“There are ways we can choose to be kind every day. There seems to be a craving for it. It means waking up every day and choosing to live differently. Choosing to build up community in every act.”

Reyes-Chow teases out a contrast between The Golden Rule and the Platinum Rule.

“Do unto others as you would have others do unto you.” Matthew 7:12.

This Golden Rule weaves across secular and religious thought and behavior. It encourages people to think of the other and treat them in the manner that we want to be treated. On its surface, it’s a sympathetic and caring teaching. Its limitation is the view that our interactions are transactional. An eye for an eye. To be treated well, I treat another well. To be treated badly, I treat another badly . . . Oooooh. There’s the limitation of this rule! Who signs up to be treated badly? If we’re treated badly, does that mean we’ve done badly or treated another badly? Sometimes we’re treated badly because someone is having a bad day. Someone could be angry, hurt, hateful even. Do we treat them badly in return? Would this help the situation?

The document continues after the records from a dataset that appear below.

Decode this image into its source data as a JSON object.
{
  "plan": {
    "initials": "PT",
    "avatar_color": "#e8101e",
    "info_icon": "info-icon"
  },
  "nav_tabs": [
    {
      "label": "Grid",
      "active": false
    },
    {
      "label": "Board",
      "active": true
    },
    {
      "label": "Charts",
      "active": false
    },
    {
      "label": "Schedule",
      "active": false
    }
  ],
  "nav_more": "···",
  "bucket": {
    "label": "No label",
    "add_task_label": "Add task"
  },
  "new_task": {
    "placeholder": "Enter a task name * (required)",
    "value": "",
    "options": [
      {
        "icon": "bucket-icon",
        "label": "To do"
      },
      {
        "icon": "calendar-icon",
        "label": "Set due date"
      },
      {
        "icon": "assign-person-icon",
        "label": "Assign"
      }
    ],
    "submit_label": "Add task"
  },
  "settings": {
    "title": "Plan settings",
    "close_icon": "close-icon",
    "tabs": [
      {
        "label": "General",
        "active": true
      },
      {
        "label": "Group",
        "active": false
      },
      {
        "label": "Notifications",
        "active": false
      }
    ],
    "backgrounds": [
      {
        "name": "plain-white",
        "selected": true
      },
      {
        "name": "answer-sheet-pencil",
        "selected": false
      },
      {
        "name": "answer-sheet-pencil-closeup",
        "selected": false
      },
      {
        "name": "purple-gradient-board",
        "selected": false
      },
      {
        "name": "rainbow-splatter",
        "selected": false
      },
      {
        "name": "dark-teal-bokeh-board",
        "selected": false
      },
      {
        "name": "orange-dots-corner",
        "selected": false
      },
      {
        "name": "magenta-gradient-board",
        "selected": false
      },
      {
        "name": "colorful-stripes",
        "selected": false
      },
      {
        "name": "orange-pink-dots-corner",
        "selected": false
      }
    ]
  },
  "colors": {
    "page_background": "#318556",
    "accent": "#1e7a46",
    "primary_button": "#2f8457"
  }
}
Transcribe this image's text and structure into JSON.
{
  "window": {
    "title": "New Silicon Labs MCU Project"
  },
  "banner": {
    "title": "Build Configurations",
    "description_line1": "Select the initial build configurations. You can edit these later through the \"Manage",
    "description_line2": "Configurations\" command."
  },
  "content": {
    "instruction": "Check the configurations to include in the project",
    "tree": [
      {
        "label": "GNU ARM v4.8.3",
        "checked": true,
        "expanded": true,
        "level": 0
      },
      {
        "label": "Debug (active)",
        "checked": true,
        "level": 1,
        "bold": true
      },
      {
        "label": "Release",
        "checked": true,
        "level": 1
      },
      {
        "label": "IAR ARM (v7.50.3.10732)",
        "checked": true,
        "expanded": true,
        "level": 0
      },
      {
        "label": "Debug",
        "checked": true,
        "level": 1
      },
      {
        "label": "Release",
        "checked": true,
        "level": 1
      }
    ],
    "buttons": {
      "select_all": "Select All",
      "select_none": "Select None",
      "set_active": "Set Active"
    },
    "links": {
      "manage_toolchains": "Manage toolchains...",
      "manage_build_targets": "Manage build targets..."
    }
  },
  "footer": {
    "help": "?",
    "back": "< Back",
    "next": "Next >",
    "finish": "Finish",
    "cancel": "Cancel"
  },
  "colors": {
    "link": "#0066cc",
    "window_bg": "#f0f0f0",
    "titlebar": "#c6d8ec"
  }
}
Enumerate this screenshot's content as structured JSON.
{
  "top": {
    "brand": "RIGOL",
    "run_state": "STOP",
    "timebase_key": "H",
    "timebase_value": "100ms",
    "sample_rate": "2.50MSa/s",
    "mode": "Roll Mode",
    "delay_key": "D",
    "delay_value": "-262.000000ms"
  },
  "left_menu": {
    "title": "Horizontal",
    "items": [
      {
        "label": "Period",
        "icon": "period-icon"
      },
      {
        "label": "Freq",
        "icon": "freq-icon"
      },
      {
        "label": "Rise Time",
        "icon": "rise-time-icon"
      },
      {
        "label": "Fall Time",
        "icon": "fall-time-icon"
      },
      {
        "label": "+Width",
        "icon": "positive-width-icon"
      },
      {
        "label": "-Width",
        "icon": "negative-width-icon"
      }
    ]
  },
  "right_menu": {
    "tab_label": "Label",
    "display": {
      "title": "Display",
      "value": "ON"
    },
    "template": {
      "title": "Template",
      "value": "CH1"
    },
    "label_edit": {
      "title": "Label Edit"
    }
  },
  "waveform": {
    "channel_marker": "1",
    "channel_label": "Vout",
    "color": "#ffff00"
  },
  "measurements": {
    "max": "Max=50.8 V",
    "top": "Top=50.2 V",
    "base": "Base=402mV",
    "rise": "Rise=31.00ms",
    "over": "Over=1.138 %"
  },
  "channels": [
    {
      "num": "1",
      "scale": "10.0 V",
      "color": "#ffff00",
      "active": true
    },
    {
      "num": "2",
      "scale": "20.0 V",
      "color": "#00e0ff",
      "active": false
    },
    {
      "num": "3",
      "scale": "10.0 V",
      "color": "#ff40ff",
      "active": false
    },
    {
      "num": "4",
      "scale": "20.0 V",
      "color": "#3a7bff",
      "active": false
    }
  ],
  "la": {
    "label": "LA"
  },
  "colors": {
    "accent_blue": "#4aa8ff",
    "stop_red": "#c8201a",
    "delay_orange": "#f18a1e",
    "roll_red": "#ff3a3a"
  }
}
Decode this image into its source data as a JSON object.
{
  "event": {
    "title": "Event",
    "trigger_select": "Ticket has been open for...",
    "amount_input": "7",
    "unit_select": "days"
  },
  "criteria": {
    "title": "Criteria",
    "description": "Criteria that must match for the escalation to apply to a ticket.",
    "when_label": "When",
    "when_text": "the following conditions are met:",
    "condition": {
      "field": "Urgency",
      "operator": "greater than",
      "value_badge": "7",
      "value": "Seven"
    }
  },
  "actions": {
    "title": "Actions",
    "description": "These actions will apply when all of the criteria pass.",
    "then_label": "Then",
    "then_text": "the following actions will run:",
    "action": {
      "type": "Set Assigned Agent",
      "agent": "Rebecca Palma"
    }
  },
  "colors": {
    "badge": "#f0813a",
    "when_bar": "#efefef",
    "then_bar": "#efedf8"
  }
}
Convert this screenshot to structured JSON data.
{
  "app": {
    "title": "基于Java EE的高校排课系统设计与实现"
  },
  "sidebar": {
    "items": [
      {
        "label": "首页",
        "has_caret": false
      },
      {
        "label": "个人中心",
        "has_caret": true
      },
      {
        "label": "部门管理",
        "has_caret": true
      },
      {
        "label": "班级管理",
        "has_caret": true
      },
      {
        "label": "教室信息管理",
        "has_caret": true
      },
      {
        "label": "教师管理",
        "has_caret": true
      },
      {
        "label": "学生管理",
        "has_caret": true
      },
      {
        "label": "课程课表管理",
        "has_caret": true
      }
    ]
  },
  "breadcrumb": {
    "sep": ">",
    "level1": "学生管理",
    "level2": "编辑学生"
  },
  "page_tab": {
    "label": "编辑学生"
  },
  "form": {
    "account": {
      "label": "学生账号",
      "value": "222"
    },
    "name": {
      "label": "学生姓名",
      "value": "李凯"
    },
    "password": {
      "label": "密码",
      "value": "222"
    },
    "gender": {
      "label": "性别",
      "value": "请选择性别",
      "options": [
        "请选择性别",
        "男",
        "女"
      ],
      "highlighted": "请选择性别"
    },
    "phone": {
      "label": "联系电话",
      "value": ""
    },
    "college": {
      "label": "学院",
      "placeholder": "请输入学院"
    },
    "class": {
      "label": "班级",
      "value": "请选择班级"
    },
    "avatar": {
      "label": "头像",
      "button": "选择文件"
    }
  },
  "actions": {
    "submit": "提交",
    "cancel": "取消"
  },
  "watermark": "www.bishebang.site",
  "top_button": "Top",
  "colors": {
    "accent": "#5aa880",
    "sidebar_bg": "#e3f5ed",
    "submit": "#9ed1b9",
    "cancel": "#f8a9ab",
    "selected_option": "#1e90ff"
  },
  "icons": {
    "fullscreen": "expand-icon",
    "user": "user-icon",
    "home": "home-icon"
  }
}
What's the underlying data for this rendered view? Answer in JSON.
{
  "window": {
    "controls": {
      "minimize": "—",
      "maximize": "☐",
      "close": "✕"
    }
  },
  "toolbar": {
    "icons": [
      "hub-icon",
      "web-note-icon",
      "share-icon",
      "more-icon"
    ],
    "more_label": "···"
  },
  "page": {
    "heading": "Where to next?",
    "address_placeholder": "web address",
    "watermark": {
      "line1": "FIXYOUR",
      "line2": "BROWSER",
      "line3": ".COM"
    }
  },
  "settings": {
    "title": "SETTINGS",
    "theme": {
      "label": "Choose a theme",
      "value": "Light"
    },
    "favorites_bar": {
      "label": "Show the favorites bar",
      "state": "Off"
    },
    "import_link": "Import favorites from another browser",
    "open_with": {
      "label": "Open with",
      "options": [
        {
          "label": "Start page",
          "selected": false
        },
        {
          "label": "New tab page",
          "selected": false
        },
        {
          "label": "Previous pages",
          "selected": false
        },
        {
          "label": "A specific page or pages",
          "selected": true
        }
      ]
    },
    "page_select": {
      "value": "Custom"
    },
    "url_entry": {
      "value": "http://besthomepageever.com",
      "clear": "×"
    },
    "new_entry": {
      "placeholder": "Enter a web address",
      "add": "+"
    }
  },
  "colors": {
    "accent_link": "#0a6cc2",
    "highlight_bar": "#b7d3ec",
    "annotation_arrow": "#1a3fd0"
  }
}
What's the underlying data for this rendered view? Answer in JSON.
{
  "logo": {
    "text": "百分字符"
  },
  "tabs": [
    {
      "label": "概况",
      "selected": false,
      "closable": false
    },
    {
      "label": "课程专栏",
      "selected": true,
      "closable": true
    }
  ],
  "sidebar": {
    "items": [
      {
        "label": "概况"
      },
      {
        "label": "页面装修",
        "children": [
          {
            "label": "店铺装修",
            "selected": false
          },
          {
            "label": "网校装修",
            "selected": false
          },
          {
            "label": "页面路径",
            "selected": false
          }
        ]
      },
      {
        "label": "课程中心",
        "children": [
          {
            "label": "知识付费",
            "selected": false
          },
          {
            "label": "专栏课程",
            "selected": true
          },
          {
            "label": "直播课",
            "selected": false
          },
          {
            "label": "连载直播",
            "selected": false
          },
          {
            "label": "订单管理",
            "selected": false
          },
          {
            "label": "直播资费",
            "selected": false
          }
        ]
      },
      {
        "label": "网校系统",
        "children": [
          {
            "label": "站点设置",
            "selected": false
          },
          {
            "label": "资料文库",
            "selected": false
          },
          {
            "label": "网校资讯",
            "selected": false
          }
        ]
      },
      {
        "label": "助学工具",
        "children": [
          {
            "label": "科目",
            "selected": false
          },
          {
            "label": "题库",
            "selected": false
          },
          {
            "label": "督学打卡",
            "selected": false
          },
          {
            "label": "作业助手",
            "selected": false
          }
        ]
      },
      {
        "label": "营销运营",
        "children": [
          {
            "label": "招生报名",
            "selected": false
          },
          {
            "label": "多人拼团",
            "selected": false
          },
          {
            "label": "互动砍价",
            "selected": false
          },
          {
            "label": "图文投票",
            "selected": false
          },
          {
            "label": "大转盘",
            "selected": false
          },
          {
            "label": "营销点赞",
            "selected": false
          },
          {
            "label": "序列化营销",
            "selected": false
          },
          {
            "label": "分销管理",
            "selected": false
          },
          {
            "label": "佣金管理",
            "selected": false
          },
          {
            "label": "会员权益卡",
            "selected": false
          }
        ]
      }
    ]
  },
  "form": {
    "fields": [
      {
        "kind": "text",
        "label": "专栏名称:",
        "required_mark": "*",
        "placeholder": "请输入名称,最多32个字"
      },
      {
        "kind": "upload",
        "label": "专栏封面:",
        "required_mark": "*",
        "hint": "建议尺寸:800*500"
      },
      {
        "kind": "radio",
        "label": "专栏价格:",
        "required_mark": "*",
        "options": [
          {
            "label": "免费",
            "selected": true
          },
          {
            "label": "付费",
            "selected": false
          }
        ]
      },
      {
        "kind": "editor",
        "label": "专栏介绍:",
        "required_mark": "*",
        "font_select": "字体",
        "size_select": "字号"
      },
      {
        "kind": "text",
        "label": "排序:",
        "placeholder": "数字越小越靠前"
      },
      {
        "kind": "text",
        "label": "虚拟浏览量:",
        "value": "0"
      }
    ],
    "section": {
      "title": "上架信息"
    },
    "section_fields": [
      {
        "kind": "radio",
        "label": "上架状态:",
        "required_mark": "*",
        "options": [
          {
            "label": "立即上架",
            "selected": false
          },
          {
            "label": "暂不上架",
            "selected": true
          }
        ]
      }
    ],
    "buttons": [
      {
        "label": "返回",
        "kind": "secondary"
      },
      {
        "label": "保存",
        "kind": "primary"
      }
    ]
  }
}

In the Platinum Rule, we treat one another the way they tell us that they want to be treated. We don’t base our assumption of treatment on what we meet at face value. Instead, we step back and consider “how does the other person want to be heard? How do I want to have this interaction so that the other can interact with me in a way that is comfortable, respectful, or impactful for them?”

This is a hard rule to live: It calls us to adjust the ways we encounter people so that others can hear us. It involves clearing away the clutter of our differences to engage and connect on a human level. It calls us to look through a lens of kindness, seeing another person as a valuable human being and acting toward them as if they really matter. We stand, face-to-face with another, fully aware of who we are. We receive the other as they come to us, as a complex and valued creation worthy of dignity and respect. This is kindness.

Sometimes, the kindest thing to do is to walk away. If a person is in a position where they have (or show) no interest in interacting on a human level, it’s okay to disengage. “Just because I’m invited to a fight, doesn’t mean I have to show up!” In the Platinum Rule, we are conscious of our humanness as well. We do not have to put on our “nice” face. Rather, we pause to discern when to step in and when to step out. Then, we choose to honor the complexity of ourselves, the other, and the situation in ways that are respectful, kind, and loving. We see one another as neighbors, sharing this planet together.

Kindness is a way of being in the world that requires practice:

Every day we have to choose to commit to live out kindness for that day.

Choosing kindness is an act of courage that challenges a worldview driven by hatred, dishonesty, and dehumanization.

Choosing kindness is about living a life of integrity in which we daily work at resisting the seductiveness of wealth, success, and self-preservation.

Choosing kindness is life-giving. For when we choose to see and respond to the human dignity of any one person, we are all given a little more hope.

Bruce Reyes-Chow, In Defense of Kindness, Chalice Press, 2021, pp. 109-110.







Author Image

Bruce Reyes-Chow

is a kindness enthusiast. A Presbyterian pastor, leadership coach, spouse, and parent to three children, he has spent 25 years working with individuals and organizations helping them to work through conflict and change having to do with technology, race, relationships, religion, leadership, and change. website: